Contrary to what you might hear, the most pressing problem in country after country today is not overpopulation, but underpopulation. In a time of fiscal austerity, the last thing that we need to be doing is spending more tax dollars to drive down the birth rate, reducing the amount of human capital available, and making us all poorer in the long run.
The problem of a shrinking population propagates itself. Because today’s women have fewer children, there will be fewer parents tomorrow, resulting in still fewer children. Fewer and fewer people having fewer and fewer children adds up to dying societies.
Legalized abortion has resulted in over 50 million fewer taxpayers in America to support the elderly. An article for the National Public Radio explains that “In many countries, including the U.S., workers pay for retirees’ pensions. Fewer kids means fewer workers funding those pensions.”[ix]
The future of Social Security is in peril because there are less workers to support it: “Currently, fewer than three workers support each retiree, down from 50 years ago, when it was four to one. This ratio is projected to drop to two to one within the next 20 years.”[x]

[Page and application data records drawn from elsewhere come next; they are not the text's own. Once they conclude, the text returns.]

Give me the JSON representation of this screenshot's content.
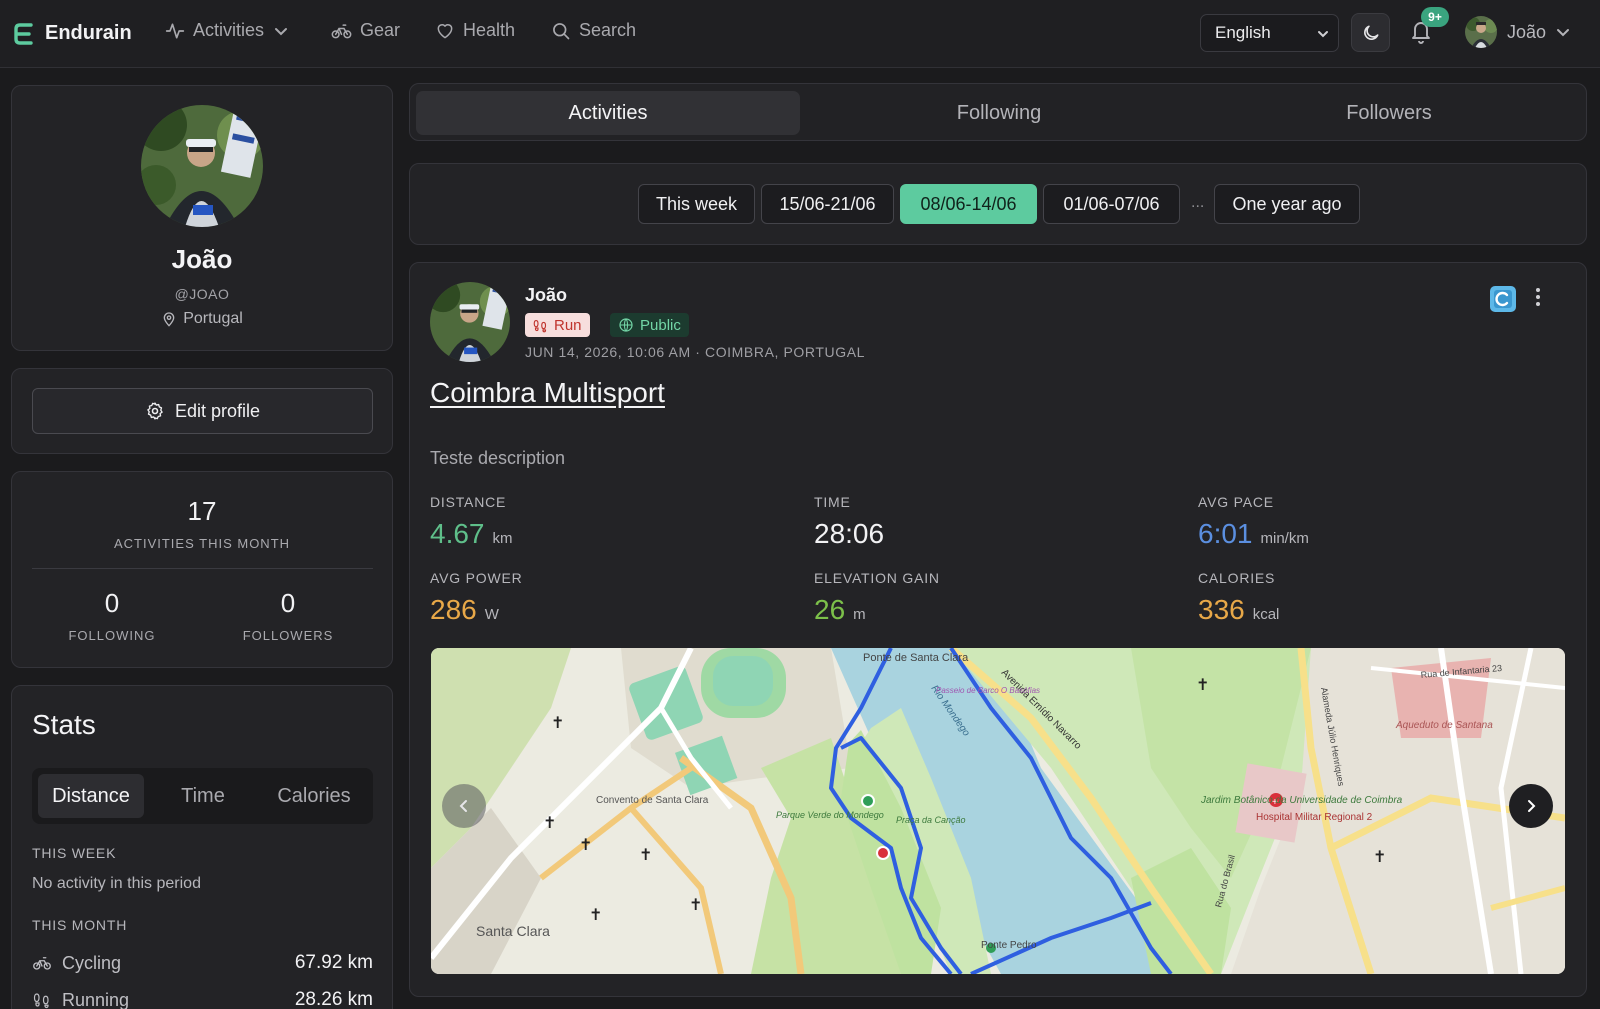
{
  "navbar": {
    "brand": "Endurain",
    "items": [
      {
        "label": "Activities",
        "icon": "activity-icon"
      },
      {
        "label": "Gear",
        "icon": "bike-icon"
      },
      {
        "label": "Health",
        "icon": "heart-icon"
      },
      {
        "label": "Search",
        "icon": "search-icon"
      }
    ],
    "language": "English",
    "notifications_badge": "9+",
    "user_name": "João"
  },
  "profile": {
    "name": "João",
    "handle": "@JOAO",
    "location": "Portugal",
    "edit_label": "Edit profile"
  },
  "counts": {
    "activities_month": "17",
    "activities_month_label": "ACTIVITIES THIS MONTH",
    "following": "0",
    "following_label": "FOLLOWING",
    "followers": "0",
    "followers_label": "FOLLOWERS"
  },
  "stats": {
    "title": "Stats",
    "tabs": [
      "Distance",
      "Time",
      "Calories"
    ],
    "active_tab": "Distance",
    "this_week_label": "THIS WEEK",
    "this_week_empty": "No activity in this period",
    "this_month_label": "THIS MONTH",
    "this_month": [
      {
        "sport": "Cycling",
        "value": "67.92 km",
        "icon": "bike-icon"
      },
      {
        "sport": "Running",
        "value": "28.26 km",
        "icon": "footprints-icon"
      }
    ]
  },
  "main_tabs": [
    "Activities",
    "Following",
    "Followers"
  ],
  "active_main_tab": "Activities",
  "periods": [
    "This week",
    "15/06-21/06",
    "08/06-14/06",
    "01/06-07/06",
    "...",
    "One year ago"
  ],
  "active_period": "08/06-14/06",
  "activity": {
    "user": "João",
    "type_tag": "Run",
    "visibility_tag": "Public",
    "meta": "JUN 14, 2026, 10:06 AM · COIMBRA, PORTUGAL",
    "title": "Coimbra Multisport",
    "description": "Teste description",
    "metrics": [
      {
        "label": "DISTANCE",
        "value": "4.67",
        "unit": "km",
        "color": "#5fbf8a"
      },
      {
        "label": "TIME",
        "value": "28:06",
        "unit": "",
        "color": "#f2f2f4"
      },
      {
        "label": "AVG PACE",
        "value": "6:01",
        "unit": "min/km",
        "color": "#5b8fe0"
      },
      {
        "label": "AVG POWER",
        "value": "286",
        "unit": "W",
        "color": "#e8a848"
      },
      {
        "label": "ELEVATION GAIN",
        "value": "26",
        "unit": "m",
        "color": "#7cc04a"
      },
      {
        "label": "CALORIES",
        "value": "336",
        "unit": "kcal",
        "color": "#e8a848"
      }
    ],
    "map_labels": {
      "ponte_santa_clara": "Ponte de Santa Clara",
      "convento": "Convento de Santa Clara",
      "santa_clara": "Santa Clara",
      "parque_verde": "Parque Verde do Mondego",
      "praca_cancao": "Praça da Canção",
      "avenida": "Avenida Emídio Navarro",
      "jardim": "Jardim Botânico da Universidade de Coimbra",
      "hospital": "Hospital Militar Regional 2",
      "aqueduto": "Aqueduto de Santana",
      "rio": "Rio Mondego",
      "ponte_pedro": "Ponte Pedro",
      "rua_brasil": "Rua do Brasil",
      "alameda": "Alameda Júlio Henriques",
      "infantaria": "Rua de Infantaria 23",
      "passeio": "Passeio de Barco O Basófias"
    }
  },
  "colors": {
    "accent": "#5dcb9f",
    "route": "#2f5fe0",
    "start_marker": "#2f9e57",
    "end_marker": "#d9303a"
  }
}
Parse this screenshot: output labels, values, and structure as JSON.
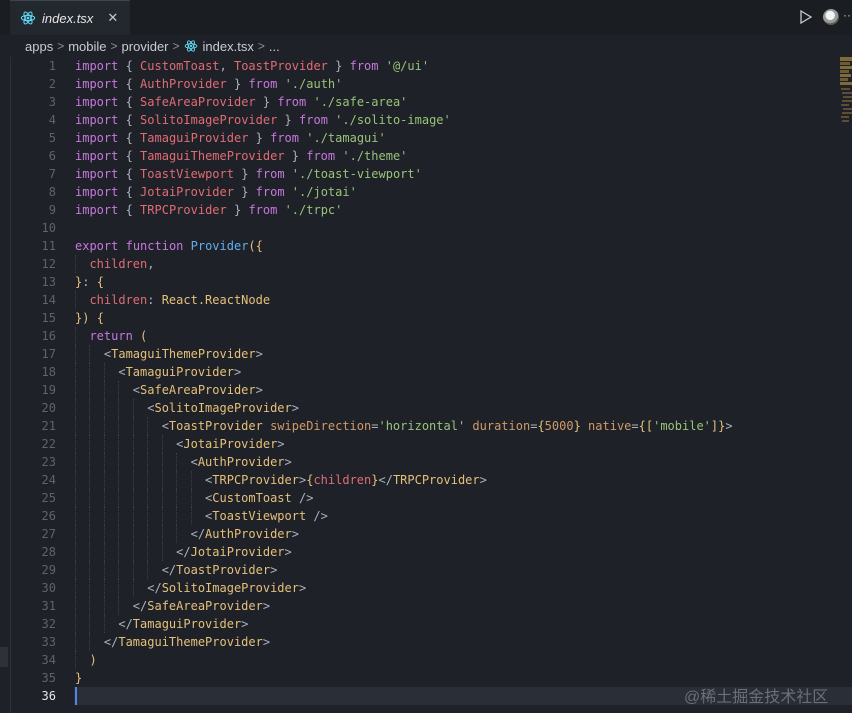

Of course, abortion would be morally wrong even if it were financially profitable for the country. But the point is, it is not only morally wrong, but ultimately, also financially unprofitable. By eliminating a large percentage of entire generations through legalized abortion, we’ve only compounded our societal problems, not solved them.
The Wrong “Solution”
It’s true that among pro-lifers there is honest debate about contraceptive use and the degree to which people should strive to control the size of their families. But on the matter of controlling family size by killing a family member, we all ought to agree. Solutions based on killing people are not acceptable.
Having endorsed abortion as a means of decreasing the number of young, will society be compelled to use euthanasia as a means of reducing the old? If back in the 1980s the governor of Colorado could tell old people they have a duty to “step aside” (die), what will happen twenty years from now? If the elderly don’t step aside, will society begin setting them aside? (That’s an honest concern about today’s so-called “death with dignity” laws, pushing physician-assisted suicide in several U.S. states.)
Former Surgeon General C. Everett Koop publicly stated his fear that mandatory euthanasia would eventually result from the unwillingness of the younger generation to support the elderly. He said, “My fear is that one day for every Baby Doe in America, there will be ten thousand Grandma Does.”
We should recognize that human beings are responsible for stewarding the earth and the natural resources we have available to us. So by all means, let’s pursue smarter, better ways for people to wisely manage their resources, produce food, and reduce poverty. But let’s not buy into the lie that killing unborn children is the solution for our world’s future.
 “Episode 1: Overpopulation: The Making of a Myth,” OverPopulation is a Myth, https://overpopulationisamyth.com/overpopulation-the-making-of-a-myth.
 Eric Holt Gimenez, “We Already Grow Enough Food For 10 Billion People — and Still Can’t End Hunger,” The Huffington Post, May 2, 2012, http://www.huffingtonpost.com/eric-holt-gimenez/world-hunger_b_1463429.html.
 “Fertility rate, total (births per woman)”, The World Bank, http://data.worldbank.org/indicator/SP.DYN.TFRT.IN?locations=US&name_desc=true.
 U.S. POPClock Projection, http://www.census.gov/population/www/popclockus.html (Sep 1, 2011)
 Haya El Nasser and Kathy Kiely, “Study: Immigration grows, reaching record numbers” USA Today, December 12, 2005, http://www.usatoday.com/news/nation/2005-12-12-immigration_x.htm.
 “Celebrate 7 Billion People With Us,” Christian News Wire, October 19, 2011, http://www.christiannewswire.com/news/2632818048.html.
[ix] Robert Smith, “When Governments Pay People To Have Babies,” National Public Radio, November 3, 2011, http://www.npr.org/sections/money/2011/11/03/141943008/when-governments-pay-people-to-have-babies.
[x] “The future of Social Security and you,” Fidelity Investments, May 20, 2016, https://www.fidelity.com/viewpoints/retirement/social-security-future.